What Are Wet Soil Trees?
Wet soil trees are any tree species that grow in areas where there is little or no rainfall. These include dry forests, deserts, mountain slopes and other places where rain does not fall regularly. They usually have thick bark which protects them from the elements and they often produce large fruits that provide food for animals such as deer or birds. Some wet soil trees are even used to make mulch for gardens!
The term “wet” means that these trees do not receive enough moisture during their growing season. They may get some rain but it is not constant and when it falls, it’s only a few inches at best. If you live in a place where there is heavy rainfall, then your wet soil trees will need to be protected from the elements so they don’t rot away.
How Do Wet Soil Trees Work?
Wet soil trees are great because they work well in moist environments. They require very little care and can survive drought conditions. Many of them have leaves that are edible and some even produce flowers! Most of them can grow as tall as sixty feet with trunks that are six to ten inches in diameter. Here is a list of the best kinds of trees for wet soil:
What Are Some Common Types Of Wet Soil Trees?
Many people think that the only wet soil trees are the ones that you find in swamps. While there are some trees that only grow in swamps, there are also other trees that are considered wet soil trees even if they do not live in a swamp. Here is a list of a few of the most common types of wet soil trees:
Willows: There are many types of willows and they can all survive in wet soil because their roots can thrive in damp ground. They are often used for making baskets, floor mats, and even furniture!
Aspens: Aspen trees are the most widely distributed trees in North America. They can grow up to eighty feet and produce white flowers in the spring and turn golden in the fall. Aspens do not usually live longer than thirty years.
Sycamores: The sycamore is a very tall wet soil tree that can grow up to ninety feet tall and they produce seeds that look similar to a fig.
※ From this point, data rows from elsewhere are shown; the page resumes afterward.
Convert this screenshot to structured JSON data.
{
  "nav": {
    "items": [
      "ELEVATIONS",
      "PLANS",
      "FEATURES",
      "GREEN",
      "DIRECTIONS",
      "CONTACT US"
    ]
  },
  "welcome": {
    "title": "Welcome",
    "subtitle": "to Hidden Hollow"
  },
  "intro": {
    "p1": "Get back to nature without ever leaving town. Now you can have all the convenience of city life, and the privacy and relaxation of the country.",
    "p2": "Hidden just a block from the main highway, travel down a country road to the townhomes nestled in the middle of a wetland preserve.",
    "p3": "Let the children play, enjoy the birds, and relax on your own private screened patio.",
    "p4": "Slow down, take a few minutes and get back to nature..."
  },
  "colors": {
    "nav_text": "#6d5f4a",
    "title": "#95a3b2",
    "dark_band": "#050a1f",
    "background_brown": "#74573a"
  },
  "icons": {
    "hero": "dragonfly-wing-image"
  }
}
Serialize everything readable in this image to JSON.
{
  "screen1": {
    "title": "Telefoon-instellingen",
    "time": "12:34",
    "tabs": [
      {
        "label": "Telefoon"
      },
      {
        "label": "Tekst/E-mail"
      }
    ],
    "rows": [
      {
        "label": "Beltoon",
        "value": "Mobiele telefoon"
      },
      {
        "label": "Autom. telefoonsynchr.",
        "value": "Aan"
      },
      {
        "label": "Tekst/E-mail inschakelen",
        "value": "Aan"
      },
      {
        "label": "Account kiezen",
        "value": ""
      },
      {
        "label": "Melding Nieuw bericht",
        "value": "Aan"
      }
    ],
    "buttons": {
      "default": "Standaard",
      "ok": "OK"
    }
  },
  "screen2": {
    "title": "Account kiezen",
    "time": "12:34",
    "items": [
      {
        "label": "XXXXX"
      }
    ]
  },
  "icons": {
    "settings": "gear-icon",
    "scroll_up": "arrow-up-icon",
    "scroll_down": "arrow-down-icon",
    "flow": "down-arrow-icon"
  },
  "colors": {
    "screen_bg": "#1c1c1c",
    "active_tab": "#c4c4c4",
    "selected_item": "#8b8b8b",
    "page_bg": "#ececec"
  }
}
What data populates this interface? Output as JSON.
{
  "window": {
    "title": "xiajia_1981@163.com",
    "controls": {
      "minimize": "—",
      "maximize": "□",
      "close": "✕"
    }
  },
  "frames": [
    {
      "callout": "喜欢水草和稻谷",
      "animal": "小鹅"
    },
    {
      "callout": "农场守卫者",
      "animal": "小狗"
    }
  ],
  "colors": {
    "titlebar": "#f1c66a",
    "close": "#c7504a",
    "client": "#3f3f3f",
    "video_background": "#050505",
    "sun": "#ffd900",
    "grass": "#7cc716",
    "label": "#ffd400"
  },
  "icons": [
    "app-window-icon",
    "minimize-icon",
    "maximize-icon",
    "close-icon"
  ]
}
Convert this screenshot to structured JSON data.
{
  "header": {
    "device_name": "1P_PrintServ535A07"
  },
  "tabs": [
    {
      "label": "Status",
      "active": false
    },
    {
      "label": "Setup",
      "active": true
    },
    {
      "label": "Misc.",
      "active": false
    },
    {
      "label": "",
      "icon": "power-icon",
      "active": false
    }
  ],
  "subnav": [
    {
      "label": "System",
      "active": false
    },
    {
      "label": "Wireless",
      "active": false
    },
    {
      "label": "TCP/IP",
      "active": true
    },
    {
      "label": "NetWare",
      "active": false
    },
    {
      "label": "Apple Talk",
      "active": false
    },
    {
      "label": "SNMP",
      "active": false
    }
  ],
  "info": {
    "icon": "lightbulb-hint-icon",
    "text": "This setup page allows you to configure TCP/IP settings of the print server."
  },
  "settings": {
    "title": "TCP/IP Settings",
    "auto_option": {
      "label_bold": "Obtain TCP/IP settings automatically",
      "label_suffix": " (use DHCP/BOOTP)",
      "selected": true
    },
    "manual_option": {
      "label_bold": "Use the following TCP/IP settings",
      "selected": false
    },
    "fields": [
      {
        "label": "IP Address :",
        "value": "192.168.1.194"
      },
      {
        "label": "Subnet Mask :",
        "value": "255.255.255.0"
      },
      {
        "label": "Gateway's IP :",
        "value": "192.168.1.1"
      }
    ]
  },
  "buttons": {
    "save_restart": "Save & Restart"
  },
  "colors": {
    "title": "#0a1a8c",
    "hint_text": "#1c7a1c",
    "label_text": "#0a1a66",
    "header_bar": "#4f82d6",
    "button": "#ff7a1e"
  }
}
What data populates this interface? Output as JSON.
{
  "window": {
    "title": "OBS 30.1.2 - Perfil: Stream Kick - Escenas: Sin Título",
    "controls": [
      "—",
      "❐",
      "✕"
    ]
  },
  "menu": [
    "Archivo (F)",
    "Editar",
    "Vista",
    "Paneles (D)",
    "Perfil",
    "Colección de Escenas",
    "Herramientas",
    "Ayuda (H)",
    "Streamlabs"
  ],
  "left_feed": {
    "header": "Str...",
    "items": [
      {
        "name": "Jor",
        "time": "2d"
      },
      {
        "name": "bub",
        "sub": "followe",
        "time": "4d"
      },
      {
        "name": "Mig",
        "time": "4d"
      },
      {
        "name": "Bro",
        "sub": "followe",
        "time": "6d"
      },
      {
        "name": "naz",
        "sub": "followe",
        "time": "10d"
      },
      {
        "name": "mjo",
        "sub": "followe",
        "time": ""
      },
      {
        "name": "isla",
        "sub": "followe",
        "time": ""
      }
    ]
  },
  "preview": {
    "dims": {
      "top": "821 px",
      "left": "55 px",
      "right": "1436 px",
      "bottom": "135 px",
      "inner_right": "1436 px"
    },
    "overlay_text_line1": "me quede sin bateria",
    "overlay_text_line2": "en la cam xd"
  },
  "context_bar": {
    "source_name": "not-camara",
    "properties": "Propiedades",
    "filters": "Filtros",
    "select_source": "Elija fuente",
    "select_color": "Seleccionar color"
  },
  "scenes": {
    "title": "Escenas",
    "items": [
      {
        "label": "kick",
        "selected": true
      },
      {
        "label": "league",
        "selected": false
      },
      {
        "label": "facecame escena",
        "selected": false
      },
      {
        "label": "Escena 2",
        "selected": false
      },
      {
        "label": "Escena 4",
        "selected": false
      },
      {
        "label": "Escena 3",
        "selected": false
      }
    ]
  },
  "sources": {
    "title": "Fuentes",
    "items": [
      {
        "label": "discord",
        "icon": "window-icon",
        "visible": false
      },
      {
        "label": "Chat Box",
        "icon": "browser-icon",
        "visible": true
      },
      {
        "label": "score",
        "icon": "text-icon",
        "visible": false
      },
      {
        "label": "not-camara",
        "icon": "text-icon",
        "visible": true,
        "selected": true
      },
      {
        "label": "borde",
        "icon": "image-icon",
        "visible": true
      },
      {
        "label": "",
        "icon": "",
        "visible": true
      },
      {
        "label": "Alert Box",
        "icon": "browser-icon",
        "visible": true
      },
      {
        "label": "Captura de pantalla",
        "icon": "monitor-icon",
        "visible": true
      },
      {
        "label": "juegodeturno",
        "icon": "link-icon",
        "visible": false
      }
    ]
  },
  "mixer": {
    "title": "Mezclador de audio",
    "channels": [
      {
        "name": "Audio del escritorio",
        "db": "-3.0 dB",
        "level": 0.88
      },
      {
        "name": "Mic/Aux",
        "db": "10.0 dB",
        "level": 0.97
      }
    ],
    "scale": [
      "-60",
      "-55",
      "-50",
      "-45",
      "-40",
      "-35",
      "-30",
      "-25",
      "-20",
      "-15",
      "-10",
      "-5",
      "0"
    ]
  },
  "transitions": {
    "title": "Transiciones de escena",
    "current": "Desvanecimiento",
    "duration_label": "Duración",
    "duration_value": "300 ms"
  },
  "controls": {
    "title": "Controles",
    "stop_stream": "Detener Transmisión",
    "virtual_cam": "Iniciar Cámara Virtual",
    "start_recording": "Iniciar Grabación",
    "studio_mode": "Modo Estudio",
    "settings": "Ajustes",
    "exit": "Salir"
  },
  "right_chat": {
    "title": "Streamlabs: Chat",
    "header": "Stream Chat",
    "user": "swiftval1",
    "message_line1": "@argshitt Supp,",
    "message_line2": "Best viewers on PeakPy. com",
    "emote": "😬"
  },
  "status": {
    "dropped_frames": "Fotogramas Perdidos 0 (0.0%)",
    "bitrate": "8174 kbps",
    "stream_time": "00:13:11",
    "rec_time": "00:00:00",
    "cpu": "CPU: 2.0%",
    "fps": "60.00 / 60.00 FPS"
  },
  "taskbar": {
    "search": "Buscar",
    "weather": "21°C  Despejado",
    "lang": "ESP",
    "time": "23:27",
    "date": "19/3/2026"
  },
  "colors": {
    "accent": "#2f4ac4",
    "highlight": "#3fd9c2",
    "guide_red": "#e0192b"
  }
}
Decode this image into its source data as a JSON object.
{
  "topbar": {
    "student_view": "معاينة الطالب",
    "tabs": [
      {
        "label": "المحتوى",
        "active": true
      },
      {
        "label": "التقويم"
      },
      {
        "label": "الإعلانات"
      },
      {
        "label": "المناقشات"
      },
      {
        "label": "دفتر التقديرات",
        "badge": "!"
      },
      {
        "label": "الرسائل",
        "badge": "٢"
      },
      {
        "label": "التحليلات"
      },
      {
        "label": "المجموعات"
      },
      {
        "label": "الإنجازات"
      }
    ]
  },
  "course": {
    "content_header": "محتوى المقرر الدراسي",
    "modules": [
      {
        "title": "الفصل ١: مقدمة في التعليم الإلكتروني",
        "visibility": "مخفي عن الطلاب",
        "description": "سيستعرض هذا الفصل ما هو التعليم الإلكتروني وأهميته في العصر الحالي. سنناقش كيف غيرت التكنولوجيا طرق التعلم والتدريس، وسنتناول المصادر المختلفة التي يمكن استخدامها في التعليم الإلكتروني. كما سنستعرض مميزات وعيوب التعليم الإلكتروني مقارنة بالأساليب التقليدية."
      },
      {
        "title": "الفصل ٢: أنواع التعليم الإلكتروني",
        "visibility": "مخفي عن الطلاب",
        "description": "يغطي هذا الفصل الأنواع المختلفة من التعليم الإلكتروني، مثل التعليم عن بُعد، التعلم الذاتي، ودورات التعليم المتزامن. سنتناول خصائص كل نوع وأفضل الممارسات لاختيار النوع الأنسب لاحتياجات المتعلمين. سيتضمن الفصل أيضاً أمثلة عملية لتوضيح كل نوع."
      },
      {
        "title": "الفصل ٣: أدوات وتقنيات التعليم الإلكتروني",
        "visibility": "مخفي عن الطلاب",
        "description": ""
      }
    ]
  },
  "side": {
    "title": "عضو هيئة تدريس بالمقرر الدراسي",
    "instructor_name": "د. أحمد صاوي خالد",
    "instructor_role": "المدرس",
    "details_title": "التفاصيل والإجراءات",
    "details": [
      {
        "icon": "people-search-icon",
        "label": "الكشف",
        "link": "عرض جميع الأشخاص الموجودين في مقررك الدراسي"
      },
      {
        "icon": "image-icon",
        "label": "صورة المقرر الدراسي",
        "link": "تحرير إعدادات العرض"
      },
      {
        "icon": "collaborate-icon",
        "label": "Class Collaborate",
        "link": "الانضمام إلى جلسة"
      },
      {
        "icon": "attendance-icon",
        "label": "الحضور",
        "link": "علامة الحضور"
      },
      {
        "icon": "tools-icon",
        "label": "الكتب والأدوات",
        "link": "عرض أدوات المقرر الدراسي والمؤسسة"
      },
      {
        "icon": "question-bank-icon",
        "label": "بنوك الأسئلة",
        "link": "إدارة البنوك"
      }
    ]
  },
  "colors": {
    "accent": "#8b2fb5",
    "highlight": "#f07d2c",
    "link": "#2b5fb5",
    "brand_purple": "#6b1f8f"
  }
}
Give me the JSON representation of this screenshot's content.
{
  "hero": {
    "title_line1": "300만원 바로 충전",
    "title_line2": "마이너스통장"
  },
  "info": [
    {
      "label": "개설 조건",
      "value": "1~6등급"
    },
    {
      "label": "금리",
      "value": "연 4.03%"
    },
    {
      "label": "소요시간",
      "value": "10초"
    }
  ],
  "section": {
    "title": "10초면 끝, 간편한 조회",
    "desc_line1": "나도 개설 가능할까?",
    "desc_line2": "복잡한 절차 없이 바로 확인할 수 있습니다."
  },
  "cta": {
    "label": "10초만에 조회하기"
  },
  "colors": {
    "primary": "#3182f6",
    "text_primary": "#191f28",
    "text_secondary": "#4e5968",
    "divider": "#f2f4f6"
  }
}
In many places, the sycamore trees are considered an invasive species because their roots can put a lot of strain on sewage systems.
White Oak: The white oak is one of the largest types of trees in North America and can range from twenty to seventy meters tall.
Sources & references used in this article:
Can urban tree roots improve infiltration through compacted subsoils for stormwater management? by J Bartens, SD Day, JR Harris, JE Dove… – Journal of …, 2008 – Wiley Online Library
Comparative ecophysiology of Tamarix ramosissima and native trees in western US riparian zones by EP Glenn, PL Nagler – Journal of Arid Environments, 2005 – Elsevier
Tree Seedlings on Logs in Picea‐Tsuga Forests of Oregon and Washington by ME Harmon, JF Franklin – Ecology, 1989 – Wiley Online Library
Deriving water fraction and flood maps from MODIS images using a decision tree approach by D Sun, Y Yu, MD Goldberg – IEEE Journal of Selected Topics in …, 2011 – ieeexplore.ieee.org
Vertical gradients of water potential and tissue water relations in Sitka spruce trees measured with the pressure chamber by J Hellkvist, GP Richards, PG Jarvis – Journal of Applied Ecology, 1974 – JSTOR
Water economy of Neotropical savanna trees: six paradigms revisited by G Goldstein, FC Meinzer, SJ Bucci, FG Scholz… – Tree …, 2008 – academic.oup.com